“Infrastructure” usually refers to the physical components—structures, systems, and facilities—needed to operate an enterprise or sustain a society, for example, buildings, bridges, roads, water supply, sewers and electrical grids. Interactions—or meetings—need their own infrastructure to operate successfully.
Some of the components for interactions are as tangible as buildings and bridges, for example the people and the place you meet or the telecommunication system through which people will interact. Developing the less tangible elements is just as important as putting the physical ones in place. The less tangible elements of meeting infrastructure include items you are familiar with: purpose, desired outcomes, detailed agendas that include process steps and timelines, roles, and ground rules. These have all been discussed in previous blogs.
There are “invisible infrastructures” that also need our attention because they significantly influence the visible parts of meeting infrastructure. These include our states of mind, emotions and physiology. They are part of our individual infrastructure in that they are physical components of interrelated systems that are essential to our living and interacting. However, like much of the infrastructure in the United States, our internal infrastructures receive little to no attention, especially during interactions. In meetings we often lose track of our proliferating thoughts, fluctuating emotions, and varying physical sensations that can lead us to unconsciously influence a meeting for good or ill.
My lack of attention last week led me into a brief and bumpy conversation with a potential colleague. My mind was jumping among multiple thoughts about all I believed I needed to get done. I became frustrated by what I interpreted as his getting in the way of all I was trying to get done. My shoulders and neck tightened. Unfortunately, I did not notice or tend to any of these cues until after we hung up from our call. Later, I followed up to apologize for my part in an unproductive conversation.
Regardless of how considered and sound our decisions are about the visible aspects of meetings—location, purpose, agenda, etc., we also need to tend to the invisible and individual infrastructures we bring to the table. We can look after this hidden infrastructure in four ways.
First, before you begin a conversation or meeting, notice your overall internal atmosphere including your state of mind, emotions and body sensations. “I notice my mind is filled with a jumble of thoughts about this meeting. I feel worried and my hands are clenched around my phone.” Just noticing your internal state, without judging it or yourself, can often ease it. I wish had done this before my conversation last week!

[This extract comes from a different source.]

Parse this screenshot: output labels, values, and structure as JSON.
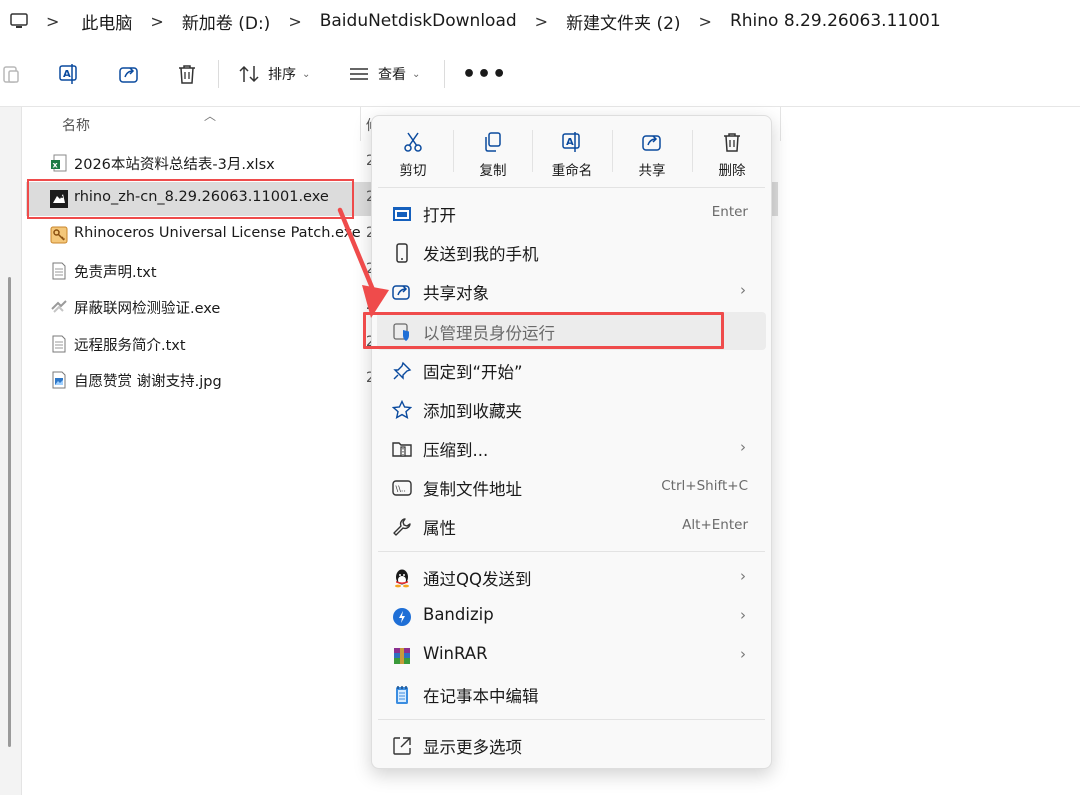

Second, if you observe some internal disturbances that might get in the way of you contributing positively to an interaction, take a moment to focus on three breaths consciously from beginning to end. If you are walking to the meeting, pay attention to your feet on the ground and notice how your body feels moving through space. In the meeting, become aware of your feet on the floor, your seat in the chair and the breath moving in your body. Paying attention to breath and body are doorways to present moment awareness so you can make conscious choice about what to say and do.

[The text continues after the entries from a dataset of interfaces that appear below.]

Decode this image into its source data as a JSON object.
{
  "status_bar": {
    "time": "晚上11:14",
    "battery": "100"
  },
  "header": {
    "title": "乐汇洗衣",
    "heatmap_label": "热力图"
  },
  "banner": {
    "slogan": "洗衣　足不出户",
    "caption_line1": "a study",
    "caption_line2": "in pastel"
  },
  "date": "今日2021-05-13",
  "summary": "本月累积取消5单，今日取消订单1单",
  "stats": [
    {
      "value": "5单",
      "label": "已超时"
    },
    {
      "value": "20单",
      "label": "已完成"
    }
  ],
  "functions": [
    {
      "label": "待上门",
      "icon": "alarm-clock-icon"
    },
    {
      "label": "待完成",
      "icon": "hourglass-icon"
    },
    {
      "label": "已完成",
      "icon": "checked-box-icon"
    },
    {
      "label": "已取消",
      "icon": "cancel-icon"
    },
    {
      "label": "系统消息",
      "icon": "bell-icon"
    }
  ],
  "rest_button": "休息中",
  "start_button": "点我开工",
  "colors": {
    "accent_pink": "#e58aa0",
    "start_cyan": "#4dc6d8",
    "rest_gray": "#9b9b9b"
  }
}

Third, consider the visible aspects of the meeting infrastructure—purpose, outcomes, agenda, roles and ground rules—and define your intentions for how you want to help achieve those outcomes or follow the ground rules. This helps prime your individual infrastructure to behave accordingly.
The fourth way to tend to this invisible infrastructure is through physical gestures—more about this next week.